BA: For the 35mm I went with Kodak 5219 (500T) and Kodak 5207 (250D). The 16mm stocks were Kodak 7219 (500T) and Kodak 7207 (250D). I used the Tungsten stocks for night and interior scenes, and the 250 ASA daylight for exterior shots. These are stocks I've used on many films. They are familiar and give a level of grain and texture that let you know that this was shot on celluloid. We processed everything through iDailies in London, and we reviewed dailies via Pix, or on a pre-loaded iPad whenever the WiFi connection was not fast enough.
Tell us about your lighting strategy?
BA: I have to applaud Harry Wiggins, my chief lighting gaffer, and Jay Kemp, my US gaffer, and their great teams of electricians, for understanding the broad brushstrokes of what I wanted. Both Harry and Jay would accurately pre-light up-and-coming scenes to my precise instructions, and then be ready to help me finesse the lighting on the day of the shoot. We never tried to impose a look, rather it was more about creating an atmosphere and letting the drama come from the reality of the performances.
Jason Bourne is a very colourful yet dark film. I accentuated the blue militaristic light of the CIA hub by building-in blue fluorescent fittings, and embraced the yellow of the sodium street lighting in the Greece scenes using LRX Scorpions with Lee Filters’ 013 Straw Tint.
We used ARRI M-series lights with LRX Singles to punch daylight into the Aldermaston interiors, and when the action went down into storm drains we deployed ARRI S60C Skypanels with a strongly saturated colour to create an ambient, below-the-streets look. We tried to build lights into sets as much as possible, and used all manner of battery-operated lights – Kinoflo Celeb 200 & 400s, BBS’s Area 48 and LED Flyer, plus TheLight’s Velvet 1x1 – to wrap the light in a natural way around the actors, which helped to keep our camera set-ups fluid and moving fast.
Tell us about the DI?
BA: The DI is a very important part of the filmmaking process. Now it's necessary to have the final grade at both 2K and 4K for HD and UHD deliverables, plus a HDR (High Dynamic Range) pass to add deeper blacks, etc.. For this I have to credit Rob Pizzey, colourist at Goldcrest, for his invaluable input, with whom I had previously work on Green Zone and Captain Philips.
A lot of the DI work on Jason Bourne seemed to be mainly about streamlining the look taken from the multiple cameras, corralling the film and the digital footage and making them sit comfortably shot-by-shot. Only occasionally did we have to add or reduce the grain. The other big job in the DI is, of course, adding the visual effects shots as they get finished. Double Negative gave us great VFX that are invisible yet vital to the finished film. Overall, I feel we managed a beautiful, coherent look and one that is very Bourne.
How did this production push you?

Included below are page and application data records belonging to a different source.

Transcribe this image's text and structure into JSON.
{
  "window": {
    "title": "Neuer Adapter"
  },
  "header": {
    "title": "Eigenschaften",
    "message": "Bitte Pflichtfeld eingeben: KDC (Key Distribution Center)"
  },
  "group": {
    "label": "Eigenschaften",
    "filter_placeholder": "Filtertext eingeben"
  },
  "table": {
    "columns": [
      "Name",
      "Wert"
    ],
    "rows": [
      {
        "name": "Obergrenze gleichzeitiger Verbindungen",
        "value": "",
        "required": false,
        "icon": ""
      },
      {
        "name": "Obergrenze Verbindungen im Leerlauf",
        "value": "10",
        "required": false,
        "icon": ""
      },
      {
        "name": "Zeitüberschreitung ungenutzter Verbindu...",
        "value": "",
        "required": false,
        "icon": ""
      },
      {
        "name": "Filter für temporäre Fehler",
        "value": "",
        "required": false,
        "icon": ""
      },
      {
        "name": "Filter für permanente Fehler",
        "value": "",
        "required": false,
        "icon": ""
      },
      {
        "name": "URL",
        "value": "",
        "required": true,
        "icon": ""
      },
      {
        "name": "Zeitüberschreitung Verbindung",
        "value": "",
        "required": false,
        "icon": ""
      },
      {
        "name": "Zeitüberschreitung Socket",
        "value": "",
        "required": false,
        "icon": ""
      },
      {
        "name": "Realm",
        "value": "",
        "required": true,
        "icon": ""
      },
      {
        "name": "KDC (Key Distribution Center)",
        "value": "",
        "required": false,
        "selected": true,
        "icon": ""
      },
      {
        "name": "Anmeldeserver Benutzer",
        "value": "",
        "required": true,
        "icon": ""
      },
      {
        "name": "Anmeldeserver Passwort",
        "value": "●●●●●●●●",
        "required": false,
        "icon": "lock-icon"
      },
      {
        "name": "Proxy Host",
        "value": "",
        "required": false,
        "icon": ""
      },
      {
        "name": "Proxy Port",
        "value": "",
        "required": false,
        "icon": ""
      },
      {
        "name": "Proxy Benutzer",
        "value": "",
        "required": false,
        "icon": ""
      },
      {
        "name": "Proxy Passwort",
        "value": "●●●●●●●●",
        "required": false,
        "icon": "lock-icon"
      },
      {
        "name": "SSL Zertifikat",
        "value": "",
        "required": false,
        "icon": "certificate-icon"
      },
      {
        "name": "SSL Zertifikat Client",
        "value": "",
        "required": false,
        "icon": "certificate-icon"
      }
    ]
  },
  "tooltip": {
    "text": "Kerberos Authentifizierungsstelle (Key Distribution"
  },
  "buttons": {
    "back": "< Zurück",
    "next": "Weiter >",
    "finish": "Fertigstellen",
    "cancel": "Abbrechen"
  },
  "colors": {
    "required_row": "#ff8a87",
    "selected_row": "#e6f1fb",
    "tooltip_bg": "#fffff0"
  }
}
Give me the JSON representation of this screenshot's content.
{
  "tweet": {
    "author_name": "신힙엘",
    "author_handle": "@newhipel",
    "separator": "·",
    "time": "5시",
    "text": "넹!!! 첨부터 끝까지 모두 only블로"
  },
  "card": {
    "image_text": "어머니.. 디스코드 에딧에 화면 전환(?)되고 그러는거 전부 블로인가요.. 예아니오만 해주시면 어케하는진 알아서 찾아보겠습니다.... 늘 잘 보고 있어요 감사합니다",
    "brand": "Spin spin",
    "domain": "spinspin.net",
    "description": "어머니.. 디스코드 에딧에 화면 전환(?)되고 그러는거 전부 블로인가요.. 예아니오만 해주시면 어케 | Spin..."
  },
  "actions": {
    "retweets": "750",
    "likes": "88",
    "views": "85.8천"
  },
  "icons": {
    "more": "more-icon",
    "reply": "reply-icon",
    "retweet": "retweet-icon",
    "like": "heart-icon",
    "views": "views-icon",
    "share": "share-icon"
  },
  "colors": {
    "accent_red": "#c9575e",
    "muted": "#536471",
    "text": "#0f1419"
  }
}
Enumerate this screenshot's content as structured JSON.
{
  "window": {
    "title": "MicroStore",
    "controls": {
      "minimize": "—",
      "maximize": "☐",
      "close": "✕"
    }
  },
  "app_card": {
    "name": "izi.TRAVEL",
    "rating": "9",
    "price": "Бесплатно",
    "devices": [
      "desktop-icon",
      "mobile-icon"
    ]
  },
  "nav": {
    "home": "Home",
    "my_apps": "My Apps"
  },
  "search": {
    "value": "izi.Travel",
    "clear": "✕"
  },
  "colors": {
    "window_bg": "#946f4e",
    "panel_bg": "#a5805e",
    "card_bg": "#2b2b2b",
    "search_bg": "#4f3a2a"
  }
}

BA: I’m too close to it to mention anything specific right now, but ask me again in a couple of years and I’ll give you a better idea. Generally, I would say that none of it was easy. It was a year in the making, and this one production took me to more locations than I have probably ever been on before during a single production. Cinematographers have to make critical decisions under pressure, and that’s the norm. But these decisions perhaps are not as fraught, nor as difficult, as they were 20 years ago. Experience is the key, there are no short cuts when it comes to deciding which is the best route to take, when anything is possible. I'm not saying we got everything right, but we did enough to survive. That’s possibly why cinematographers’ careers go on for such a long time.
What’s your overall feeling after completing the movie?
BA: I had the good fortune to work with a great crew, who did an amazing job, and who made Paul and me endlessly happy. I think the film reflects that in some ways. We have a particular way of working, and some of my methods are pretty crude, but thankfully the crew keep coming back and that's reward enough. I start shooting on a new Kathryn Bigelow film very soon, and it's good to know that some of the same crew are going to be there. So perhaps I must be doing something right.